The situation reflects the long-standing inability of Trump to grasp the severity of the pandemic — or at least to share his perception of its seriousness with Americans — and his reluctance to make comments that refute the false political reality under which he has led a world-beating crisis response. It also means that Trump plans to do little or nothing to avert what could be a very difficult few months, even as top medical experts such as Fauci are pleading with Americans to ban indoor meetings, wear masks, and take precautions. In certain cases, for just another six weeks, before Election Day, Trump must preserve the illusion of returning to normality.

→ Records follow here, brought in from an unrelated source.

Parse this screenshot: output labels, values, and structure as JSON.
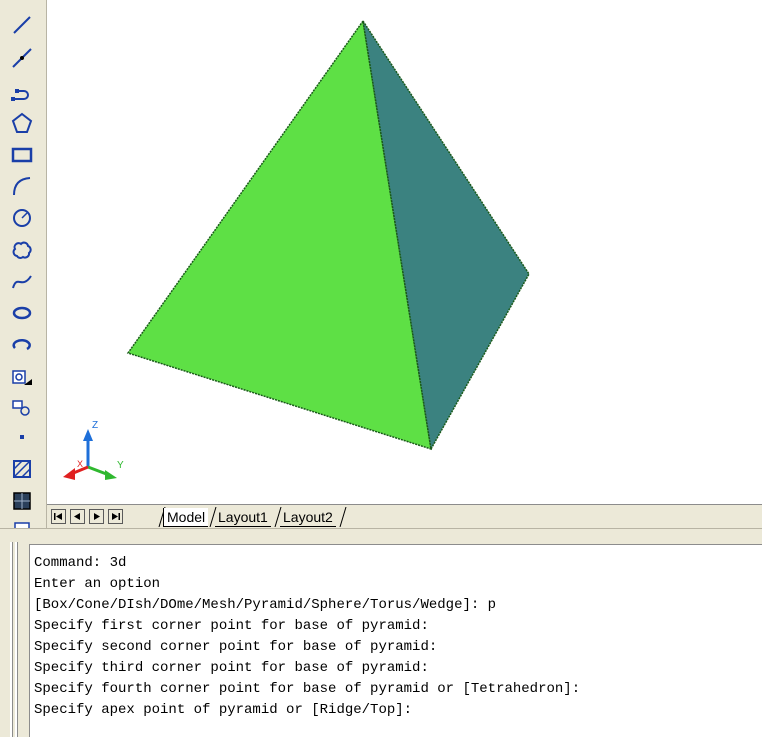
{
  "toolbar": {
    "tools": [
      {
        "icon": "line-icon"
      },
      {
        "icon": "construction-line-icon"
      },
      {
        "icon": "polyline-icon"
      },
      {
        "icon": "polygon-icon"
      },
      {
        "icon": "rectangle-icon"
      },
      {
        "icon": "arc-icon"
      },
      {
        "icon": "circle-icon"
      },
      {
        "icon": "revision-cloud-icon"
      },
      {
        "icon": "spline-icon"
      },
      {
        "icon": "ellipse-icon"
      },
      {
        "icon": "ellipse-arc-icon"
      },
      {
        "icon": "insert-block-icon"
      },
      {
        "icon": "make-block-icon"
      },
      {
        "icon": "point-icon"
      },
      {
        "icon": "hatch-icon"
      },
      {
        "icon": "gradient-icon"
      }
    ]
  },
  "viewport": {
    "ucs_axes": {
      "z": "Z",
      "y": "Y",
      "x": "X"
    },
    "colors": {
      "face_front": "#5ee045",
      "face_side": "#3b8280",
      "edge": "#1a5a1a",
      "axis_z": "#1e6fd9",
      "axis_y": "#2fb82f",
      "axis_x": "#e02020"
    }
  },
  "tabs": {
    "nav": [
      "first",
      "previous",
      "next",
      "last"
    ],
    "items": [
      {
        "label": "Model",
        "active": true
      },
      {
        "label": "Layout1",
        "active": false
      },
      {
        "label": "Layout2",
        "active": false
      }
    ]
  },
  "command": {
    "lines": [
      "Command: 3d",
      "Enter an option",
      "[Box/Cone/DIsh/DOme/Mesh/Pyramid/Sphere/Torus/Wedge]: p",
      "Specify first corner point for base of pyramid:",
      "Specify second corner point for base of pyramid:",
      "Specify third corner point for base of pyramid:",
      "Specify fourth corner point for base of pyramid or [Tetrahedron]:",
      "Specify apex point of pyramid or [Ridge/Top]:"
    ]
  }
}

While the White House held regular daily coronavirus task force meetings in the early months of the pandemic, as this vital moment looms, there is almost no high-level guidance being given to Americans. Trump’s political power is also tainted by what public health messages there are. And the removal of new guidance on how Covid-19 is transmitted by the Centers for Disease Control and Prevention this week provided another instance of the confusion that has marked the failed pandemic response of the government. Trump’s repeated expectations that a vaccine will be available by or after Election Day greatly outweigh the optimism of most health professionals and understate the complex, months-long process that will be taken to bring it to most Americans — even if the chaotic approach of the administration to the pandemic has not irreversibly harmed public confidence.

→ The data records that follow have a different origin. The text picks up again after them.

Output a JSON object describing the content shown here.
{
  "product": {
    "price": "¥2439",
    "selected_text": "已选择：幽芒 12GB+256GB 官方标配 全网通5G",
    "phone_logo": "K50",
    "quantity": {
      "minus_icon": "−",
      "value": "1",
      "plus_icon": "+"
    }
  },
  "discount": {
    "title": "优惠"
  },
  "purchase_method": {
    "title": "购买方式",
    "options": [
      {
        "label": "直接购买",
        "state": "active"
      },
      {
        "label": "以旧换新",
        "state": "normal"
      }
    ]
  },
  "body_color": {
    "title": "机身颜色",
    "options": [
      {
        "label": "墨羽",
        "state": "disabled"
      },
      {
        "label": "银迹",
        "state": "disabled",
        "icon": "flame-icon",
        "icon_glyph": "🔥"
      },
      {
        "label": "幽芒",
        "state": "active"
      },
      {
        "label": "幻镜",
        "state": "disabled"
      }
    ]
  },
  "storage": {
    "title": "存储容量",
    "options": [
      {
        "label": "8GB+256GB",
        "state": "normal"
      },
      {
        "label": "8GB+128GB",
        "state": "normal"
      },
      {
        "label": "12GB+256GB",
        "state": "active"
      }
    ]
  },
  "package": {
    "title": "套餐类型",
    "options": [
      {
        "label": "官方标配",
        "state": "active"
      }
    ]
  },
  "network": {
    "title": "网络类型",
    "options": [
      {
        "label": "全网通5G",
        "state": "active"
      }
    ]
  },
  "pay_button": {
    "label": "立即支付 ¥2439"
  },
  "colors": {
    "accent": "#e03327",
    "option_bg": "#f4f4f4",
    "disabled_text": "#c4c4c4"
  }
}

In recent days, the President has stressed a troubling spike in new cases of Covid-19 in Europe, which, according to certain standards, did a much better job of containing the virus in its initial attack than the United States did. The lack of a national testing and tracing programme remains one issue heading into the high-risk months of fall and winter. Thich would have been critical in identifying origins of infection early and isolating carriers of the virus to prevent them from seeding broader outbreaks, We can’t carry out the number of tests our nation wants even now, said Dr Ashish Jha who is dean of the School of Public Health at Brown University. Jha told the US Joint Economic Committee, The failure to successfully and completely enforce public health interventions has meant that we have more cases and deaths than any nation.

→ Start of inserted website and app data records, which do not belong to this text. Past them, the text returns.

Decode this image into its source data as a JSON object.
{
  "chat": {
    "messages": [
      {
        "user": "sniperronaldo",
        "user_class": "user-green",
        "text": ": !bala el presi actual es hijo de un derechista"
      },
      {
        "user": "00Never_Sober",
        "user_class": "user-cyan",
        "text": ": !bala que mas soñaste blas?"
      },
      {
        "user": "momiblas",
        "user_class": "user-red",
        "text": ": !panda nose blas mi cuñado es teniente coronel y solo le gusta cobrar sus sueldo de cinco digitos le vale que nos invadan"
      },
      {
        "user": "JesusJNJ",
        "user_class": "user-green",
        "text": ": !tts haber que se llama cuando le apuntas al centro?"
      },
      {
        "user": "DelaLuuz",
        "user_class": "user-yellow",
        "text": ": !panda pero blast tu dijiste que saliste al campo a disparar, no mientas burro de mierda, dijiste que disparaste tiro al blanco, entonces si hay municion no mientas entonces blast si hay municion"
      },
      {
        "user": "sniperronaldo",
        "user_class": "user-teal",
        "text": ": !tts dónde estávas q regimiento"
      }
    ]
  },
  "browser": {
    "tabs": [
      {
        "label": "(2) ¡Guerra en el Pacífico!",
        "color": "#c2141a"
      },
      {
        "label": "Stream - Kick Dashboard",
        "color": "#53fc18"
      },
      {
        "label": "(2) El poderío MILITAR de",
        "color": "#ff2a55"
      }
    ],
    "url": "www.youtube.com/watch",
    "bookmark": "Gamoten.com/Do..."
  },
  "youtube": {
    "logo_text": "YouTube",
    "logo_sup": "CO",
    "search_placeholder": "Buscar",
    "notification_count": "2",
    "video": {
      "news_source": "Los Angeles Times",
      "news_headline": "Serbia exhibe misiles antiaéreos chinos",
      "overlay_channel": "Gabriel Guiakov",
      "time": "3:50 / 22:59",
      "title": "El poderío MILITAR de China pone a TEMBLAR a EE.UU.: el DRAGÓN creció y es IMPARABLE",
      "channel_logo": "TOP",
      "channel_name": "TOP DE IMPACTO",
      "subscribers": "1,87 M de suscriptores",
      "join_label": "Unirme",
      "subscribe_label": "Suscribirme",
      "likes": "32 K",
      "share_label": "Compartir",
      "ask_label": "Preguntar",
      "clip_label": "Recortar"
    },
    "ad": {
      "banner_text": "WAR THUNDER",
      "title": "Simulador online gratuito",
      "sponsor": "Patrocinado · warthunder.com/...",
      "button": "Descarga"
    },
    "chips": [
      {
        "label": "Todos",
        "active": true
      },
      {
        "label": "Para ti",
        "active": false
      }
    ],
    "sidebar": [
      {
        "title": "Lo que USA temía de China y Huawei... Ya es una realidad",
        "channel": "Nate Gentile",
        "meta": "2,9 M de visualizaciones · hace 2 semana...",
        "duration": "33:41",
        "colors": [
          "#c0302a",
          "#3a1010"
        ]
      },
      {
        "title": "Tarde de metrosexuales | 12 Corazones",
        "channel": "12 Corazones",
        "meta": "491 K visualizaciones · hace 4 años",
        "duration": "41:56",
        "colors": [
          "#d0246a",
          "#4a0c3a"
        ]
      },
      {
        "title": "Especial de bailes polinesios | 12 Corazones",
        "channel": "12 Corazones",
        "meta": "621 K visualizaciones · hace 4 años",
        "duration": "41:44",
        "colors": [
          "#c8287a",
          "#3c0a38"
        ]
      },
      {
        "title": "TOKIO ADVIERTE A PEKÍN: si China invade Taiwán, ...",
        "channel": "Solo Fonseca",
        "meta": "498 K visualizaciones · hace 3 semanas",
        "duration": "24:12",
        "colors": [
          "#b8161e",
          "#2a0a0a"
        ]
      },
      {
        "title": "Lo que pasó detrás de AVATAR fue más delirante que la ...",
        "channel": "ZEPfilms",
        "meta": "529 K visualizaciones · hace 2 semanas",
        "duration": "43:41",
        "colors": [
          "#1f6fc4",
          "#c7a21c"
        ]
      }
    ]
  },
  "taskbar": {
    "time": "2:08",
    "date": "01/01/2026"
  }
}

Biden, who chooses not to host Trump-style rallies that he says are reckless and will harm supporters and others, tries to put the pandemic at the forefront of the election. The topic was one of many primary subjects called for the first presidential debate he will host in Ohio next week by Fox News Sunday anchor Chris Wallace. Biden’s running mate, California Sen. Kamala Harris, marked the 200,000 death mark in a tweet on Tuesday. A devastating milestone. My heart aches for the 200,000 Americans’ families and friends who will never get to see or touch their loved one again. Know that you are being held in our hearts by @JoeBiden, myself, and the country, Harris wrote.
With over 15 years as a practicing journalist, Nikki Attkisson found herself at Powdersville Post now after working at several other publications. She is an award-winning journalist with an entrepreneurial spirit and worked as a journalist covering technology, innovation, environmental issues, politics, health etc. Nikki Attkisson has also worked on product development, content strategy, and editorial management for numerous media companies. She began her career at local news stations and worked as a reporter in national newspapers.